May is Mental Health Awareness Month. In honor of this observance, we want to remind parents that TSD has counselors at each of our schools. We encourage you to reach out if you are concerned about your student’s mental health. Contact a counselor, teacher, or your school administrator. We can help you find resources and support.

Tips For Parents

Behavioral health concerns can show in various ways, and being aware of the signs can help parents address issues early. Here are things to watch for:

  1. Drastic Changes in Behavior: Sudden and extreme shifts in behavior, such as withdrawal from social activities, increased irritability, or excessive mood swings can be red flags.
  2. Academic Decline: A decline in academic performance may signal underlying emotional or psychological challenges. If your child was thriving in school but is now struggling, investigate the root cause.
  3. Changes in Sleep Patterns: Both insomnia and excessive sleeping can indicate stress or emotional distress in children. Pay attention to changes in their sleep patterns.
  4. Social Isolation: If your child begins to isolate themselves from friends and family, it may indicate emotional struggles. A sudden loss of interest in social activities could be a warning sign.
  5. Physical Complaints: Unexplained physical complaints, such as headaches or stomachaches, may stem from emotional distress. Explore your student’s physical and emotional health when addressing concerns.
  6. Risk-Taking Behavior: Engaging in risky behaviors, such as substance abuse or self-harm, may indicate a deeper emotional struggle. Keep an eye out for signs of dangerous activities.
  7. Difficulty Concentrating: Behavioral health concerns can impact a child's ability to focus and concentrate. If your child struggles to stay attentive, explore potential underlying issues.

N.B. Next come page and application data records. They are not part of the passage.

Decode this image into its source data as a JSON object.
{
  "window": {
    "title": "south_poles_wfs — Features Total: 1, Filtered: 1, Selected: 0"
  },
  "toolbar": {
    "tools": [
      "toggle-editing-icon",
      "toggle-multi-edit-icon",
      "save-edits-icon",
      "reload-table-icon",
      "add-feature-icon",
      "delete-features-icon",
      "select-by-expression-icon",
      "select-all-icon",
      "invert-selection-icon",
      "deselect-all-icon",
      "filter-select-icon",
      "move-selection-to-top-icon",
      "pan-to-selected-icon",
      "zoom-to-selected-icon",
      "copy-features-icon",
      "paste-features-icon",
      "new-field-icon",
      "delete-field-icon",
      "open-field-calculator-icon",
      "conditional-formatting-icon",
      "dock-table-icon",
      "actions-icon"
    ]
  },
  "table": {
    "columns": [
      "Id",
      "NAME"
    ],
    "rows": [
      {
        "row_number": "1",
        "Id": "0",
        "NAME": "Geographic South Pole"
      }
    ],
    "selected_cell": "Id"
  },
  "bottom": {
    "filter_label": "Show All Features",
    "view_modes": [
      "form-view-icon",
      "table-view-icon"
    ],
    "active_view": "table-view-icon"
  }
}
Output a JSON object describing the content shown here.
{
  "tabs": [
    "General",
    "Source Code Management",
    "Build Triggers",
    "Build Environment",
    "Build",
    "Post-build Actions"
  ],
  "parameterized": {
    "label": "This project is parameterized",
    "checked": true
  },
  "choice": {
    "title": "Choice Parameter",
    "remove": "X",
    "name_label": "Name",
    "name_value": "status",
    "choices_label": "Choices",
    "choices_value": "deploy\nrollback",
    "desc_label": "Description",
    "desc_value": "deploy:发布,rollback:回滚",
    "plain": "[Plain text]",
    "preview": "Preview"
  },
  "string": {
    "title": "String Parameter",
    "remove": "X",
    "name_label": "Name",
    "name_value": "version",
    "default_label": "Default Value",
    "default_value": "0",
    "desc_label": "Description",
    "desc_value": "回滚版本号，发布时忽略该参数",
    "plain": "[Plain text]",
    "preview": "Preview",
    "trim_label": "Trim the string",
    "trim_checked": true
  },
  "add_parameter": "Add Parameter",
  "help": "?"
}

If you notice any of these signs persisting over time, it’s important to seek professional help from a mental health professional or counselor. Visit our website to find resources and contacts for individuals that can help.